Citation Plc v Ellis Whittam Ltd  EWHC 549 (QB)
The parties are business competitors. The Claimant brought an action for slander and malicious falsehood in respect of words allegedly spoken by an employee of the Defendant to one prospective client of the Claimant, who subsequently entered into a contract with the Claimant,. The pleaded defamatory meanings included that the Claimant provided an “inadequate and second-rate service to its clients, in particular as compared with the Defendant’s, such that prospective clients should steer well clear of it”.
The Claimant was unable to give particulars of publications to any other third parties, although it invited the court to infer that this had happened, and ultimately stated an intention to rely on such at trial. The Claimant also sought an injunction to prevent the Defendant publishing the same or similar words of the Claimant, and stated that this – and not damages – was the main purpose of the action.
By its Defence, the Defendant denied publication of the words complained of, and alleged that the plea of further publishees was speculative and declined to plead to it. The Defendant sought an order that the claim be struck out on the grounds (a) of abuse of process, (b) that the particulars of claim disclosed no reasonable grounds for bringing the claim and (c) that there was no real and substantial tort.
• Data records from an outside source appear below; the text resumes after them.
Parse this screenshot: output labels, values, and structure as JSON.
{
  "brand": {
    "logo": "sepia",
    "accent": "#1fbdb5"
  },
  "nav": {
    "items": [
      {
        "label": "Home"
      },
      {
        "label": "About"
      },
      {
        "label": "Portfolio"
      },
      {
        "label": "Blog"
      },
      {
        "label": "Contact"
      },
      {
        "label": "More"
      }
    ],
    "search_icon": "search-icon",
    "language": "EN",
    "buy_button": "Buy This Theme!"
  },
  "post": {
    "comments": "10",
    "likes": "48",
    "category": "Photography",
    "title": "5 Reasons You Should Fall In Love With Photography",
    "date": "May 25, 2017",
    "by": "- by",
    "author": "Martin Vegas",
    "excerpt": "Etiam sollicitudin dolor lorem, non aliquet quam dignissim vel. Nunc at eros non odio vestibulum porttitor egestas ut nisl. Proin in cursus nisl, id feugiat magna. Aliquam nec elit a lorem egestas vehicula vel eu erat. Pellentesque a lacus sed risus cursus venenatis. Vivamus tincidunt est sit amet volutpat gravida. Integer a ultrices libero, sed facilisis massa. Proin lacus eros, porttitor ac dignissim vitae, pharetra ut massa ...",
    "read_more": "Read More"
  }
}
The claim was struck out as an abuse of process.
(i) Other publications
It was a question of fact whether the court could draw an inference that the allegedly defamatory words were probably spoken to a publishee other than the one identified by the Claimant. On the facts of this case, there was an arguable case that the court may infer that the publishee spoke similar words to another prospective customer of the Claimant. This was not to say that this would necessarily be proved at trial – where the threshold may well be high – just that the prospect of doing so was not so remote that the claim should be characterised as an abuse of process because of it (para 22).
(ii) Case for an injunction
Although it is commonly the case, there is no general rule that permanent injunctions will always be granted to successful claimants in defamation actions (para 27). Instead an injunction will be given only if there is reason to apprehend further publication by the defendant (as per Proctor v Bayley(1889) 42 Ch D 390).
In this case, on the same day the letter of claim was sent to the Defendant it gave instructions to all sales colleagues not to make the statements complained of about the Claimant, and that doing so would be against the Defendant’s values and would be treated as a disciplinary matter. The Claimant was told about this in correspondence on the same day (para 36 & 46). The Defendant also later offered an undertaking to use reasonable endeavours to ensure the statements complained of were not repeated (para 38), and had never asserted that the words complained of were true in the meaning attributed to them by the Claimant such that it intended to repeat them (para 44).
Accordingly, although the undertaking offered was not unqualified in the way the Claimant wished it to be, it had no arguable case that there was, or would at trial be found to be a real risk that the Defendant would repeat the alleged slander (para 45) (which it had denied speaking).
(iii) Real and substantial tort
The Claimant had made it clear it had no evidence of actual damage suffered, and instead sought to ground its malicious falsehood claim on s.3 Defamation Act 1952. Although an award of damages under s.3 should not be nominal since that would defeat the purpose of the section, it was also relevant that the Claimant was a company and so could not recover damage for distress, and that it had stated that damages were not its primary focus in litigation (para 47).
Since publication had been to only an unknown number of prospective clients, a public judgment following trial would involve public repetition of the words complained of, and thus provide little vindication to the Claimant. In light of all this, the acceptance by the Defendant that it must not repeat the words complained of was “likely to be as valuable a form of vindication that can in practice be achieved” (para 48 &49).
The Claimant was not to be criticised for its persistence in pursuing an unqualified undertaking until the point the claim form was issued and served, as it was entitled to obtain a legitimate object greater than its legal rights. However, what it had achieved by the date of serving the claim form was in practice “all that it could achieve which would be of any value to it in vindicating its reputation.” (para 50).
Jane Phillips, instructed by Robin Simon LLP, appeared for the Defendant.
The judgment is available here.